Last year, according to Mezian, one in 10 U.S. homes were affected by natural disaster, costing homeowners $60 billion in damages.
On its consumer-facing platform, Vetter.com, Augurisk determines the impact weather disasters and crime could have on a home’s value. Users can browse properties on the free website. Real estate professionals can subscribe to receive premium features.
Mezian said Augurisk is securing partnerships with companies like Realtor.com, Rocket Mortgage and home security company Frontpoint.
Have you been the victim of a cyber attack? Cypienta CEO Ezz Tahoun has and wants to prevent them.
Cypienta, based in Toronto, is developing technology that detects and tracks the “footprints” hackers leave behind by analyzing one trillion data points per minute. The technology could be used to predict and prevent future attacks, and Tahoun said it would share information around the globe to prevent other attacks.
The company is working with scientists at Oak Ridge National Laboratory to develop more efficient algorithms, Tahoun said.
It takes four months to book a dermatology appointment in Knoxville, according to CEO Eleanor Jones.
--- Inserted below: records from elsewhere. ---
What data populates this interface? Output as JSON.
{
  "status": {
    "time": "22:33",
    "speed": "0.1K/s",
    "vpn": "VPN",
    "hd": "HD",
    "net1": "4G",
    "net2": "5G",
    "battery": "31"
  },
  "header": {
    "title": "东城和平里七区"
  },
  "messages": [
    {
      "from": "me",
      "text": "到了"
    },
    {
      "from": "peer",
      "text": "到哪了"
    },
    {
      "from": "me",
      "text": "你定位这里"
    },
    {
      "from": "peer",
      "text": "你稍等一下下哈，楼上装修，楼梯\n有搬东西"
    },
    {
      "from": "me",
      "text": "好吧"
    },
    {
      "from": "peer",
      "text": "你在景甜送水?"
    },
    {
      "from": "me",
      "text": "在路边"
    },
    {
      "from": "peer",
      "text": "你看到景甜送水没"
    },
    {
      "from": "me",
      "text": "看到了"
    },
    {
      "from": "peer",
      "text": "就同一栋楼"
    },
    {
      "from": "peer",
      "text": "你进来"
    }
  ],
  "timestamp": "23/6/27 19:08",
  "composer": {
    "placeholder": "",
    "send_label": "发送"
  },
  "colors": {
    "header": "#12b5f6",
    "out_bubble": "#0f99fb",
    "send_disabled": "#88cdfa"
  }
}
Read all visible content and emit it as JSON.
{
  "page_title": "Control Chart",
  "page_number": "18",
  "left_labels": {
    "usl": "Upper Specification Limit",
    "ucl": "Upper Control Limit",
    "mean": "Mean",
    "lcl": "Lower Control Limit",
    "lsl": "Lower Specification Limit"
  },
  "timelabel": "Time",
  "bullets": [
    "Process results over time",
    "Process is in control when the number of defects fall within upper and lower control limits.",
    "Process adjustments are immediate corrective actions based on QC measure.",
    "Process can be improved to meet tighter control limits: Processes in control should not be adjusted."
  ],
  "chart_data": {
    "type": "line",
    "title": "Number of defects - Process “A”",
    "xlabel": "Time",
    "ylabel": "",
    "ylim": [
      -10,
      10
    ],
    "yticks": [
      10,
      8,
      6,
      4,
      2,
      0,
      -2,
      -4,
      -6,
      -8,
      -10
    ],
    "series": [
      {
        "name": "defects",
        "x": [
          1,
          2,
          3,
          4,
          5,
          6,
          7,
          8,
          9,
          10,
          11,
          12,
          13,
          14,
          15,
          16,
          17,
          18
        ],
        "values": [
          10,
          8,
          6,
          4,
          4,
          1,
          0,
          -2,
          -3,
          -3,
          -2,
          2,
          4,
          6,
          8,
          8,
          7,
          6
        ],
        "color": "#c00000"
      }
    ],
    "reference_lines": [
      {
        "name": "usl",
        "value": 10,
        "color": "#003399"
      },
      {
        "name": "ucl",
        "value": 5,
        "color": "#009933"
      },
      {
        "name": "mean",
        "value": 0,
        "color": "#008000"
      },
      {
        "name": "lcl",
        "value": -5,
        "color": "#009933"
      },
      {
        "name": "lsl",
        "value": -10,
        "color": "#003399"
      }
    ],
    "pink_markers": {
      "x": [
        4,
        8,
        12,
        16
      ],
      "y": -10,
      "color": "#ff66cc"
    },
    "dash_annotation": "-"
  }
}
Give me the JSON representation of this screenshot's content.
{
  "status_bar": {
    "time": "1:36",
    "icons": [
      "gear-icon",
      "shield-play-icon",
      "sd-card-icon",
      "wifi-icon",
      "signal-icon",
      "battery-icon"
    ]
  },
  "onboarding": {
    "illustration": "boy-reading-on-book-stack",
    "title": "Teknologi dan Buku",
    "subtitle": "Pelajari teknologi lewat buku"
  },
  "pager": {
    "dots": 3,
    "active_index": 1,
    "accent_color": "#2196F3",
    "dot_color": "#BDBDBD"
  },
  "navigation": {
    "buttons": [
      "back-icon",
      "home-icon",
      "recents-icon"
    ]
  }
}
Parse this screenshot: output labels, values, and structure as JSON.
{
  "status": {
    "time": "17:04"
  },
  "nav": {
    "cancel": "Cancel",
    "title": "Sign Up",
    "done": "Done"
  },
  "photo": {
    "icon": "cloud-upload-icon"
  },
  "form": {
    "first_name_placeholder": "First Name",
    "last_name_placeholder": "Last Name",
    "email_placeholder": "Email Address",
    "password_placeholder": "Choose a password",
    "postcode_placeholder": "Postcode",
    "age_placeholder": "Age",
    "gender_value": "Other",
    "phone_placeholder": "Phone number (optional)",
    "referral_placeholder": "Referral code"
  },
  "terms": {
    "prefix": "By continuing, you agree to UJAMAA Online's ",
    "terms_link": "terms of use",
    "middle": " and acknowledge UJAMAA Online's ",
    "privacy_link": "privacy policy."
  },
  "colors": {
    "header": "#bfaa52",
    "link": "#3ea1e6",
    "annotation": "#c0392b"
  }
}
That’s twice as long as the national average.
Skintelligent, headquartered in Atlanta, is using artificial intelligence to bring instant skin care to your smartphone. By uploading a picture of your face and answering some basic questions, the technology would recognize and diagnose acne, wrinkles and skin conditions. It could also recommended treatment options.
The company has a research partnership with Oak Ridge National Laboratory to improve the software’s ability to read and screen photos.
Working from home has become the norm for many. Furkan Eris, CEO of Spiky, developed technology that allows managers to monitor engagement remotely.
Users create a team of workers, upload their video conferencing tool and videos, then Spiky AI provides insights to managers about the team’s efficiency of communication and overall engagement.
Eris said Spikey, based in Boston, has worked with Microsoft Teams and Cisco WebEx.
FLUIX was founded by CEO Abhishek Sastri and is based in Florida, but the company will have a long-term presence in East Tennessee, where Sastri plans for all FLUIX products to be designed and manufactured.
The company creates efficient cooling systems for computers with a turbulent liquid cooling system. The systems, according to Sastri, can improve processing speeds by 25%, allowing for faster processing and less buffering.
Sastri previously told Knox News all FLUIX products will be manufactured at TGS Precision in Lenoir City.